> Input:
************

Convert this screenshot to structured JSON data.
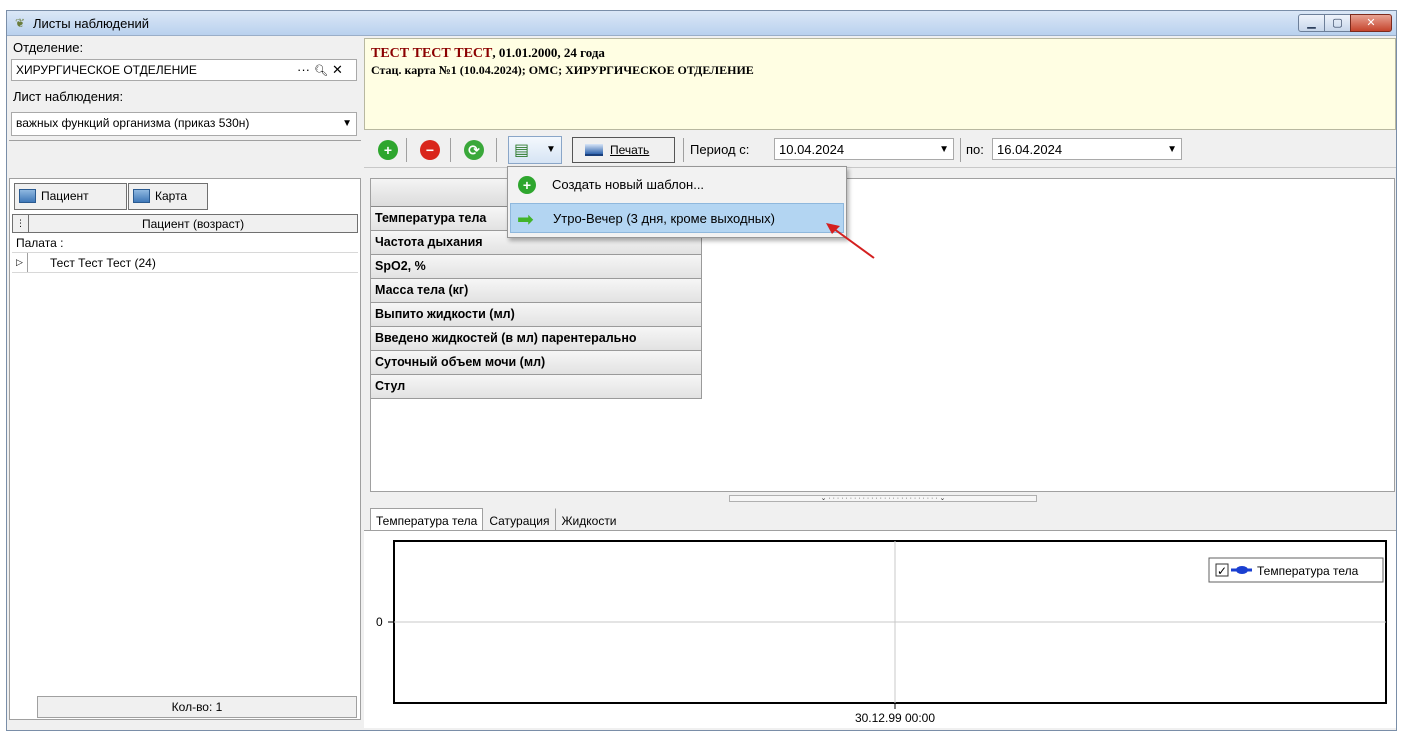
{
  "window": {
    "title": "Листы наблюдений",
    "controls": {
      "minimize": "▁",
      "maximize": "▢",
      "close": "✕"
    }
  },
  "left": {
    "department_label": "Отделение:",
    "department_value": "ХИРУРГИЧЕСКОЕ ОТДЕЛЕНИЕ",
    "department_icons": {
      "ellipsis": "···",
      "search": "🔍︎",
      "clear": "✕"
    },
    "sheet_label": "Лист наблюдения:",
    "sheet_value": "важных функций организма (приказ 530н)",
    "buttons": {
      "patient": "Пациент",
      "card": "Карта"
    },
    "grid": {
      "header": "Пациент (возраст)",
      "group_row": "Палата :",
      "patient_row": "Тест Тест Тест (24)"
    },
    "count": "Кол-во: 1"
  },
  "patient": {
    "name": "ТЕСТ ТЕСТ ТЕСТ",
    "details": ", 01.01.2000, 24 года",
    "card": "Стац. карта №1 (10.04.2024); ОМС; ХИРУРГИЧЕСКОЕ ОТДЕЛЕНИЕ"
  },
  "toolbar": {
    "print_label": "Печать",
    "period_from_label": "Период с:",
    "period_from": "10.04.2024",
    "period_to_label": "по:",
    "period_to": "16.04.2024"
  },
  "observations": [
    "Температура тела",
    "Частота дыхания",
    "SpO2, %",
    "Масса тела (кг)",
    "Выпито жидкости (мл)",
    "Введено жидкостей (в мл) парентерально",
    "Суточный объем мочи (мл)",
    "Стул"
  ],
  "dropdown": {
    "create_template": "Создать новый шаблон...",
    "template_1": "Утро-Вечер (3 дня, кроме выходных)"
  },
  "chart_tabs": [
    "Температура тела",
    "Сатурация",
    "Жидкости"
  ],
  "colors": {
    "accent_red": "#8b0000",
    "series_blue": "#1a3fd1",
    "highlight": "#b3d5f2",
    "header_bg": "#fffee3"
  },
  "chart_data": {
    "type": "line",
    "title": "",
    "x": [
      "30.12.99 00:00"
    ],
    "y_ticks": [
      "0"
    ],
    "series": [
      {
        "name": "Температура тела",
        "color": "#1a3fd1",
        "values": []
      }
    ],
    "legend": "top-right",
    "legend_checked": true,
    "grid": true
  }
}
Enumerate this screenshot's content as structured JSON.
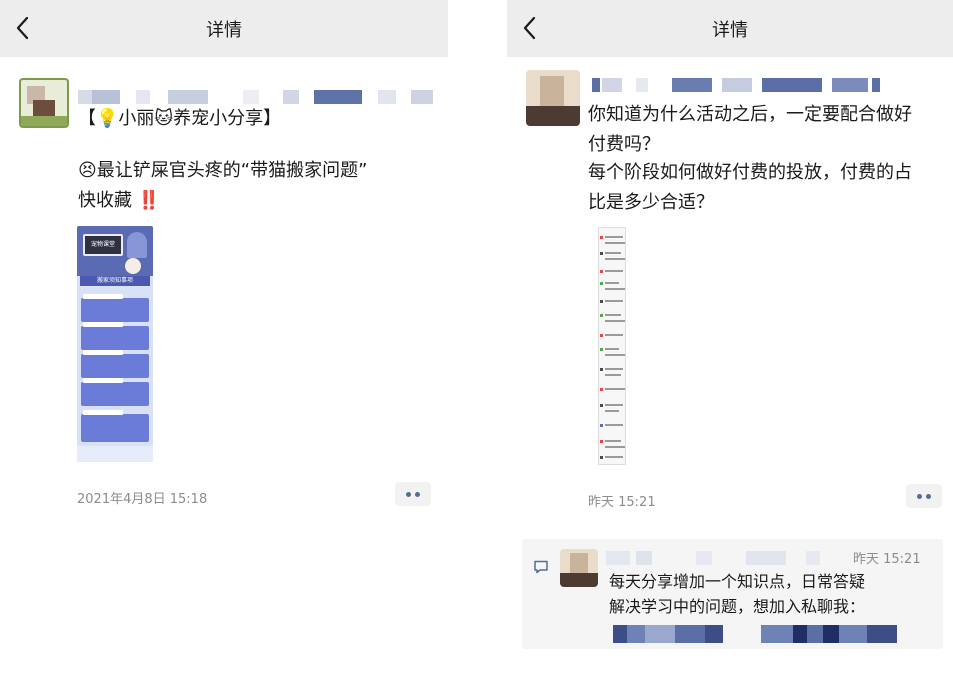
{
  "left": {
    "nav": {
      "title": "详情"
    },
    "post": {
      "line1": "【💡小丽🐱养宠小分享】",
      "line2": "😣最让铲屎官头疼的“带猫搬家问题”",
      "line3": "快收藏 ‼️",
      "image_title": "宠物课堂",
      "image_banner": "搬家须知事项",
      "time": "2021年4月8日 15:18"
    }
  },
  "right": {
    "nav": {
      "title": "详情"
    },
    "post": {
      "lines": [
        "你知道为什么活动之后，一定要配合做好",
        "付费吗？",
        "每个阶段如何做好付费的投放，付费的占",
        "比是多少合适？"
      ],
      "time": "昨天 15:21"
    },
    "comment": {
      "time": "昨天 15:21",
      "line1": "每天分享增加一个知识点，日常答疑",
      "line2": "解决学习中的问题，想加入私聊我："
    }
  },
  "colors": {
    "nav_bg": "#ededed",
    "link_blue": "#576b95",
    "meta_gray": "#8c8c8c",
    "comment_bg": "#f5f5f5"
  },
  "icons": {
    "back": "chevron-left-icon",
    "more": "more-dots-icon",
    "comment": "comment-icon"
  }
}
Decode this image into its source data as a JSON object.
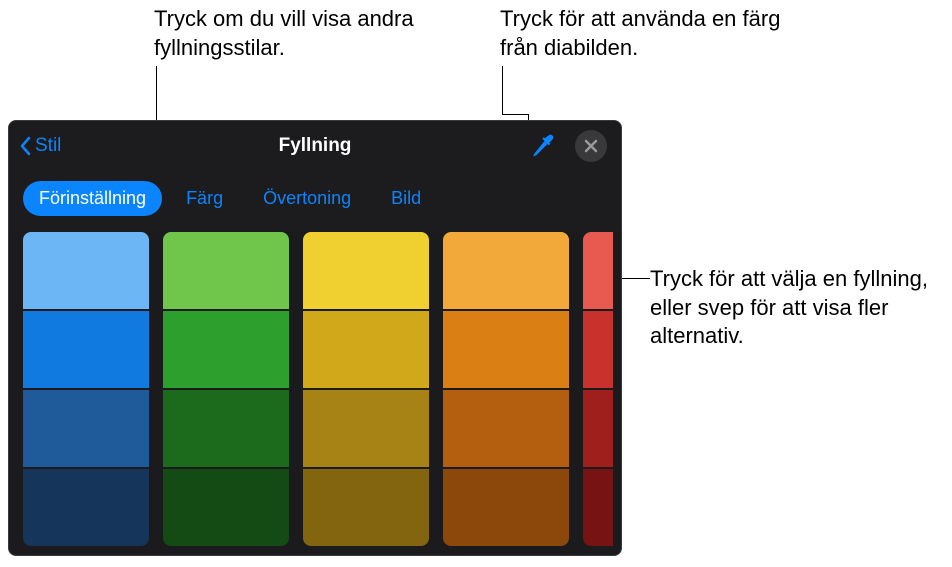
{
  "callouts": {
    "top_left": "Tryck om du vill visa andra fyllningsstilar.",
    "top_right": "Tryck för att använda en färg från diabilden.",
    "right": "Tryck för att välja en fyllning, eller svep för att visa fler alternativ."
  },
  "panel": {
    "back_label": "Stil",
    "title": "Fyllning",
    "tabs": {
      "preset": "Förinställning",
      "color": "Färg",
      "gradient": "Övertoning",
      "image": "Bild"
    }
  },
  "icons": {
    "back": "chevron-left",
    "eyedropper": "eyedropper",
    "close": "xmark"
  },
  "swatches": {
    "columns": [
      [
        "#6db6f5",
        "#107ae0",
        "#1f5b9b",
        "#16355a"
      ],
      [
        "#6fc64b",
        "#2c9f2c",
        "#1c6b1d",
        "#144b15"
      ],
      [
        "#f0d030",
        "#d1a81a",
        "#a68314",
        "#82650e"
      ],
      [
        "#f3a83a",
        "#d97f14",
        "#b35f0f",
        "#8c470a"
      ],
      [
        "#e85a4f",
        "#c9312c",
        "#9e1f1c",
        "#771312"
      ]
    ]
  }
}
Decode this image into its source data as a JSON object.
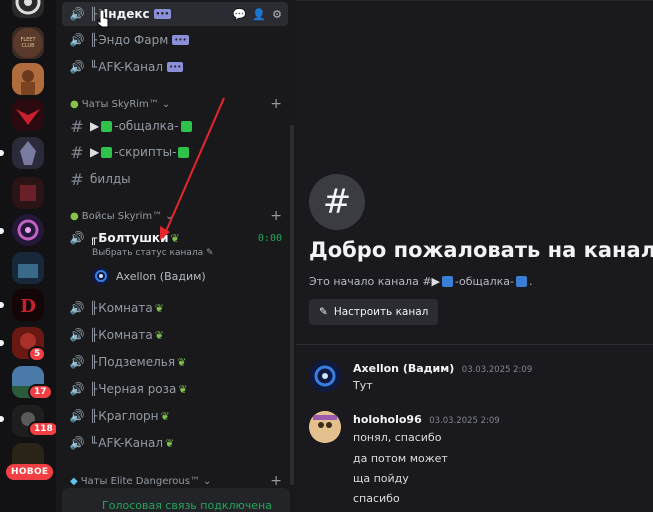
{
  "channels": {
    "voice_top": [
      {
        "label": "Индекс",
        "pill": "•••",
        "active": true
      },
      {
        "label": "Эндо Фарм",
        "pill": "•••"
      },
      {
        "label": "AFK-Канал",
        "pill": "•••"
      }
    ],
    "cat_chats": {
      "label": "Чаты SkyRim™"
    },
    "text_channels": [
      {
        "label": "-общалка-"
      },
      {
        "label": "-скрипты-"
      },
      {
        "label": "билды"
      }
    ],
    "cat_voice": {
      "label": "Войсы Skyrim™"
    },
    "voice_current": {
      "label": "Болтушки",
      "timer": "0:00",
      "status_placeholder": "Выбрать статус канала",
      "user": "Axellon (Вадим)"
    },
    "voice_rooms": [
      {
        "label": "Комната"
      },
      {
        "label": "Комната"
      },
      {
        "label": "Подземелья"
      },
      {
        "label": "Черная роза"
      },
      {
        "label": "Краглорн"
      },
      {
        "label": "AFK-Канал"
      }
    ],
    "cat_elite": {
      "label": "Чаты Elite Dangerous™"
    },
    "voice_connected": "Голосовая связь подключена"
  },
  "servers": {
    "badges": [
      "5",
      "17",
      "118"
    ],
    "new_pill": "НОВОЕ"
  },
  "main": {
    "welcome_title": "Добро пожаловать на канал #",
    "start_text": "Это начало канала #",
    "start_channel": "-общалка-",
    "setup_button": "Настроить канал",
    "messages": [
      {
        "author": "Axellon (Вадим)",
        "time": "03.03.2025 2:09",
        "lines": [
          "Тут"
        ]
      },
      {
        "author": "holoholo96",
        "time": "03.03.2025 2:09",
        "lines": [
          "понял, спасибо",
          "да потом может",
          "ща пойду",
          "спасибо"
        ]
      }
    ]
  },
  "colors": {
    "accent": "#23a55a",
    "badge": "#f23f43",
    "arrow": "#e5262b"
  }
}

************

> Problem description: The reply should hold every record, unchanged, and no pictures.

> Task solution:
Convert this screenshot to structured JSON data.
{
  "window": {
    "title": "Листы наблюдений",
    "controls": {
      "minimize": "▁",
      "maximize": "▢",
      "close": "✕"
    }
  },
  "left": {
    "department_label": "Отделение:",
    "department_value": "ХИРУРГИЧЕСКОЕ ОТДЕЛЕНИЕ",
    "department_icons": {
      "ellipsis": "···",
      "search": "🔍︎",
      "clear": "✕"
    },
    "sheet_label": "Лист наблюдения:",
    "sheet_value": "важных функций организма (приказ 530н)",
    "buttons": {
      "patient": "Пациент",
      "card": "Карта"
    },
    "grid": {
      "header": "Пациент (возраст)",
      "group_row": "Палата :",
      "patient_row": "Тест Тест Тест (24)"
    },
    "count": "Кол-во: 1"
  },
  "patient": {
    "name": "ТЕСТ ТЕСТ ТЕСТ",
    "details": ", 01.01.2000, 24 года",
    "card": "Стац. карта №1 (10.04.2024); ОМС; ХИРУРГИЧЕСКОЕ ОТДЕЛЕНИЕ"
  },
  "toolbar": {
    "print_label": "Печать",
    "period_from_label": "Период с:",
    "period_from": "10.04.2024",
    "period_to_label": "по:",
    "period_to": "16.04.2024"
  },
  "observations": [
    "Температура тела",
    "Частота дыхания",
    "SpO2, %",
    "Масса тела (кг)",
    "Выпито жидкости (мл)",
    "Введено жидкостей (в мл) парентерально",
    "Суточный объем мочи (мл)",
    "Стул"
  ],
  "dropdown": {
    "create_template": "Создать новый шаблон...",
    "template_1": "Утро-Вечер (3 дня, кроме выходных)"
  },
  "chart_tabs": [
    "Температура тела",
    "Сатурация",
    "Жидкости"
  ],
  "colors": {
    "accent_red": "#8b0000",
    "series_blue": "#1a3fd1",
    "highlight": "#b3d5f2",
    "header_bg": "#fffee3"
  },
  "chart_data": {
    "type": "line",
    "title": "",
    "x": [
      "30.12.99 00:00"
    ],
    "y_ticks": [
      "0"
    ],
    "series": [
      {
        "name": "Температура тела",
        "color": "#1a3fd1",
        "values": []
      }
    ],
    "legend": "top-right",
    "legend_checked": true,
    "grid": true
  }
}
Enumerate this screenshot's content as structured JSON.
{
  "left": {
    "nav": {
      "title": "详情"
    },
    "post": {
      "line1": "【💡小丽🐱养宠小分享】",
      "line2": "😣最让铲屎官头疼的“带猫搬家问题”",
      "line3": "快收藏 ‼️",
      "image_title": "宠物课堂",
      "image_banner": "搬家须知事项",
      "time": "2021年4月8日 15:18"
    }
  },
  "right": {
    "nav": {
      "title": "详情"
    },
    "post": {
      "lines": [
        "你知道为什么活动之后，一定要配合做好",
        "付费吗？",
        "每个阶段如何做好付费的投放，付费的占",
        "比是多少合适？"
      ],
      "time": "昨天 15:21"
    },
    "comment": {
      "time": "昨天 15:21",
      "line1": "每天分享增加一个知识点，日常答疑",
      "line2": "解决学习中的问题，想加入私聊我："
    }
  },
  "colors": {
    "nav_bg": "#ededed",
    "link_blue": "#576b95",
    "meta_gray": "#8c8c8c",
    "comment_bg": "#f5f5f5"
  },
  "icons": {
    "back": "chevron-left-icon",
    "more": "more-dots-icon",
    "comment": "comment-icon"
  }
}
Decode this image into its source data as a JSON object.
{
  "callouts": {
    "top_left": "Tryck om du vill visa andra fyllningsstilar.",
    "top_right": "Tryck för att använda en färg från diabilden.",
    "right": "Tryck för att välja en fyllning, eller svep för att visa fler alternativ."
  },
  "panel": {
    "back_label": "Stil",
    "title": "Fyllning",
    "tabs": {
      "preset": "Förinställning",
      "color": "Färg",
      "gradient": "Övertoning",
      "image": "Bild"
    }
  },
  "icons": {
    "back": "chevron-left",
    "eyedropper": "eyedropper",
    "close": "xmark"
  },
  "swatches": {
    "columns": [
      [
        "#6db6f5",
        "#107ae0",
        "#1f5b9b",
        "#16355a"
      ],
      [
        "#6fc64b",
        "#2c9f2c",
        "#1c6b1d",
        "#144b15"
      ],
      [
        "#f0d030",
        "#d1a81a",
        "#a68314",
        "#82650e"
      ],
      [
        "#f3a83a",
        "#d97f14",
        "#b35f0f",
        "#8c470a"
      ],
      [
        "#e85a4f",
        "#c9312c",
        "#9e1f1c",
        "#771312"
      ]
    ]
  }
}
Decode this image into its source data as a JSON object.
{
  "channels": {
    "voice_top": [
      {
        "label": "Индекс",
        "pill": "•••",
        "active": true
      },
      {
        "label": "Эндо Фарм",
        "pill": "•••"
      },
      {
        "label": "AFK-Канал",
        "pill": "•••"
      }
    ],
    "cat_chats": {
      "label": "Чаты SkyRim™"
    },
    "text_channels": [
      {
        "label": "-общалка-"
      },
      {
        "label": "-скрипты-"
      },
      {
        "label": "билды"
      }
    ],
    "cat_voice": {
      "label": "Войсы Skyrim™"
    },
    "voice_current": {
      "label": "Болтушки",
      "timer": "0:00",
      "status_placeholder": "Выбрать статус канала",
      "user": "Axellon (Вадим)"
    },
    "voice_rooms": [
      {
        "label": "Комната"
      },
      {
        "label": "Комната"
      },
      {
        "label": "Подземелья"
      },
      {
        "label": "Черная роза"
      },
      {
        "label": "Краглорн"
      },
      {
        "label": "AFK-Канал"
      }
    ],
    "cat_elite": {
      "label": "Чаты Elite Dangerous™"
    },
    "voice_connected": "Голосовая связь подключена"
  },
  "servers": {
    "badges": [
      "5",
      "17",
      "118"
    ],
    "new_pill": "НОВОЕ"
  },
  "main": {
    "welcome_title": "Добро пожаловать на канал #",
    "start_text": "Это начало канала #",
    "start_channel": "-общалка-",
    "setup_button": "Настроить канал",
    "messages": [
      {
        "author": "Axellon (Вадим)",
        "time": "03.03.2025 2:09",
        "lines": [
          "Тут"
        ]
      },
      {
        "author": "holoholo96",
        "time": "03.03.2025 2:09",
        "lines": [
          "понял, спасибо",
          "да потом может",
          "ща пойду",
          "спасибо"
        ]
      }
    ]
  },
  "colors": {
    "accent": "#23a55a",
    "badge": "#f23f43",
    "arrow": "#e5262b"
  }
}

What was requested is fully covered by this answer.